Your assignment — Extract all lines in the data that contain the word "concat".

Records for this task —
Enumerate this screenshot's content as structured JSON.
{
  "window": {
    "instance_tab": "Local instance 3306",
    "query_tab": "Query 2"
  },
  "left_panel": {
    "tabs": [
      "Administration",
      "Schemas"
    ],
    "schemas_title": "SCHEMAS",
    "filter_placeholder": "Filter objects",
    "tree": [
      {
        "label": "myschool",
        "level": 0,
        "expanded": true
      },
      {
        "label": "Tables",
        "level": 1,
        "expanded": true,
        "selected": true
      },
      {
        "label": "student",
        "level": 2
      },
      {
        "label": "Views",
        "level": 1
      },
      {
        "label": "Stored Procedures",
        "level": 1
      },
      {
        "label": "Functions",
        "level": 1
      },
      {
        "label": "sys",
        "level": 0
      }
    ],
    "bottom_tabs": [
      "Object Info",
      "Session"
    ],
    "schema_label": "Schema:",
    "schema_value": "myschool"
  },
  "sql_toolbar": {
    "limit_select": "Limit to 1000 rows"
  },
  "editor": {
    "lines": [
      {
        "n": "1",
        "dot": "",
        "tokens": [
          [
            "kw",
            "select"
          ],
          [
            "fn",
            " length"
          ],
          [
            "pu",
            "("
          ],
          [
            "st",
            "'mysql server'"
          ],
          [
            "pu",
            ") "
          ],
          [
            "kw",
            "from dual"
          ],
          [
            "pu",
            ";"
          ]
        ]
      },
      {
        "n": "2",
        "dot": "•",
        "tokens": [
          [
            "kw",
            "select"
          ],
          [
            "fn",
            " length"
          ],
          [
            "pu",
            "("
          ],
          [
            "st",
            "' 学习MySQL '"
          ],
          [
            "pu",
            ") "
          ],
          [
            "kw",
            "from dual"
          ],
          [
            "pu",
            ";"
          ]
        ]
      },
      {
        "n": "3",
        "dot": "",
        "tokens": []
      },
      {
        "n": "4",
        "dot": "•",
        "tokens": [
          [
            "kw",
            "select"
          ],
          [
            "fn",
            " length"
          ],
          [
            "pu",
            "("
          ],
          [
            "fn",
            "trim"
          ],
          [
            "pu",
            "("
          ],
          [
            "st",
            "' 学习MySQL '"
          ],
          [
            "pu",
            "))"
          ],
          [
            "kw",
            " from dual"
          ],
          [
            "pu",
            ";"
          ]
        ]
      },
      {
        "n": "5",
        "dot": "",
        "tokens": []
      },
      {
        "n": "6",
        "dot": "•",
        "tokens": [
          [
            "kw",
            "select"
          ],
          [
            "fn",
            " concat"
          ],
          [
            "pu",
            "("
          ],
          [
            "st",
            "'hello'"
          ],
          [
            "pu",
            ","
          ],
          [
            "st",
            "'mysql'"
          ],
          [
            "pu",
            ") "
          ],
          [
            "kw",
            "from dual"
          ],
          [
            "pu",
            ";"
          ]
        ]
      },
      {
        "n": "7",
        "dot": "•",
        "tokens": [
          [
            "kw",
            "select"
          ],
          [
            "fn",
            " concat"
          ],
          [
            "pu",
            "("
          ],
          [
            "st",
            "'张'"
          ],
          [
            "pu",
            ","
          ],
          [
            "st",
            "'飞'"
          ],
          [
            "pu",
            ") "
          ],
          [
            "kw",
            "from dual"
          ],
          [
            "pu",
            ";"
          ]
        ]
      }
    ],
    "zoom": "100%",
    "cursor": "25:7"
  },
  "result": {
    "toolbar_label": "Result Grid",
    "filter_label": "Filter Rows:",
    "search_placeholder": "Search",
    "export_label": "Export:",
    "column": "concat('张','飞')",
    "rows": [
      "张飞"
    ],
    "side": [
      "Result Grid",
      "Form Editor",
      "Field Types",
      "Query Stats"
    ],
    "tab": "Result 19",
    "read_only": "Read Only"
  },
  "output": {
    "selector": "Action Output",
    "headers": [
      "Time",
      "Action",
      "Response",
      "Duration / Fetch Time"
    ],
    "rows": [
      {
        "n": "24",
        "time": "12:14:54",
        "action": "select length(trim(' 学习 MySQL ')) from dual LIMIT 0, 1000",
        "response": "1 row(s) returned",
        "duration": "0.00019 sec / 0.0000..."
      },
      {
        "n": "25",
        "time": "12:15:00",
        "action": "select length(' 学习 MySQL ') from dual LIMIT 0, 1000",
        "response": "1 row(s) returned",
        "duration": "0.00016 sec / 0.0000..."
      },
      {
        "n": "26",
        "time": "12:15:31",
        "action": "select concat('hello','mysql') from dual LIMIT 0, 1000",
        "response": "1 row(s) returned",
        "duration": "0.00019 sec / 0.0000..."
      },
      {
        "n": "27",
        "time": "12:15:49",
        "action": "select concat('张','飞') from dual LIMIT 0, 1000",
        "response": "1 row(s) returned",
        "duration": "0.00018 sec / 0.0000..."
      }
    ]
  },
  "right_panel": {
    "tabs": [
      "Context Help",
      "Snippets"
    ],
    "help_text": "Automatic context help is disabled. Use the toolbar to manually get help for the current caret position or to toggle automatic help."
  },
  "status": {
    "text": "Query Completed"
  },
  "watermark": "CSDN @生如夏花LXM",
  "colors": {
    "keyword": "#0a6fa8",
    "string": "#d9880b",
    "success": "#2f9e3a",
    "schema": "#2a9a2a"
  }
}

Answer —
            " concat"
            " concat"
    "column": "concat('张','飞')",
        "action": "select concat('hello','mysql') from dual LIMIT 0, 1000",
        "action": "select concat('张','飞') from dual LIMIT 0, 1000",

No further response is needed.